**Work request:** Each record should be copied exactly, and none of them omitted.

**Excerpted data:**

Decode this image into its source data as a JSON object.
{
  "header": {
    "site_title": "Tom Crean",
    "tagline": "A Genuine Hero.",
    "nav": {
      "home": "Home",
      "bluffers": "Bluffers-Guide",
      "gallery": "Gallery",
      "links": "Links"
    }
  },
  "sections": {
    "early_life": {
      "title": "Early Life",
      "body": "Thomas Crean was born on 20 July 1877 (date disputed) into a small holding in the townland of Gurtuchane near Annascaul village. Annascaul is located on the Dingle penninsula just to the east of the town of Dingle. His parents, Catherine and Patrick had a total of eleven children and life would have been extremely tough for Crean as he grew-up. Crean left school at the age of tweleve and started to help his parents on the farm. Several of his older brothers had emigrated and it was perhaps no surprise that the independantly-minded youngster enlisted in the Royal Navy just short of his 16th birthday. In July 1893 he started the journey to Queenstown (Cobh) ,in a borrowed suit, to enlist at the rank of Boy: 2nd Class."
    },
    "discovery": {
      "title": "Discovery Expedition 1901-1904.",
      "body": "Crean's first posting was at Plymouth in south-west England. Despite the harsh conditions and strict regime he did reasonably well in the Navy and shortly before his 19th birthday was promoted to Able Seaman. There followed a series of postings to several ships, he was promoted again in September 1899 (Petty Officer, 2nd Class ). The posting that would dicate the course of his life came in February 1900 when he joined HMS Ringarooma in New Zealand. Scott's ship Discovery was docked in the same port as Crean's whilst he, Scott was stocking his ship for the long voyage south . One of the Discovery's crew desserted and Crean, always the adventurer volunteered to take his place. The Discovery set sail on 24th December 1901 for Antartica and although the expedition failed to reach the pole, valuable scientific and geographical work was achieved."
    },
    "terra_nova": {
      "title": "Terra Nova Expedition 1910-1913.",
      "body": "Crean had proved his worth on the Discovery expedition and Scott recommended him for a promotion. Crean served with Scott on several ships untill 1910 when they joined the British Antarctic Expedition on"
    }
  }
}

**Answer space:**
Decode this image into its source data as a JSON object.
{
  "header": {
    "site_title": "Tom Crean",
    "tagline": "A Genuine Hero.",
    "nav": {
      "home": "Home",
      "bluffers": "Bluffers-Guide",
      "gallery": "Gallery",
      "links": "Links"
    }
  },
  "sections": {
    "early_life": {
      "title": "Early Life",
      "body": "Thomas Crean was born on 20 July 1877 (date disputed) into a small holding in the townland of Gurtuchane near Annascaul village. Annascaul is located on the Dingle penninsula just to the east of the town of Dingle. His parents, Catherine and Patrick had a total of eleven children and life would have been extremely tough for Crean as he grew-up. Crean left school at the age of tweleve and started to help his parents on the farm. Several of his older brothers had emigrated and it was perhaps no surprise that the independantly-minded youngster enlisted in the Royal Navy just short of his 16th birthday. In July 1893 he started the journey to Queenstown (Cobh) ,in a borrowed suit, to enlist at the rank of Boy: 2nd Class."
    },
    "discovery": {
      "title": "Discovery Expedition 1901-1904.",
      "body": "Crean's first posting was at Plymouth in south-west England. Despite the harsh conditions and strict regime he did reasonably well in the Navy and shortly before his 19th birthday was promoted to Able Seaman. There followed a series of postings to several ships, he was promoted again in September 1899 (Petty Officer, 2nd Class ). The posting that would dicate the course of his life came in February 1900 when he joined HMS Ringarooma in New Zealand. Scott's ship Discovery was docked in the same port as Crean's whilst he, Scott was stocking his ship for the long voyage south . One of the Discovery's crew desserted and Crean, always the adventurer volunteered to take his place. The Discovery set sail on 24th December 1901 for Antartica and although the expedition failed to reach the pole, valuable scientific and geographical work was achieved."
    },
    "terra_nova": {
      "title": "Terra Nova Expedition 1910-1913.",
      "body": "Crean had proved his worth on the Discovery expedition and Scott recommended him for a promotion. Crean served with Scott on several ships untill 1910 when they joined the British Antarctic Expedition on"
    }
  }
}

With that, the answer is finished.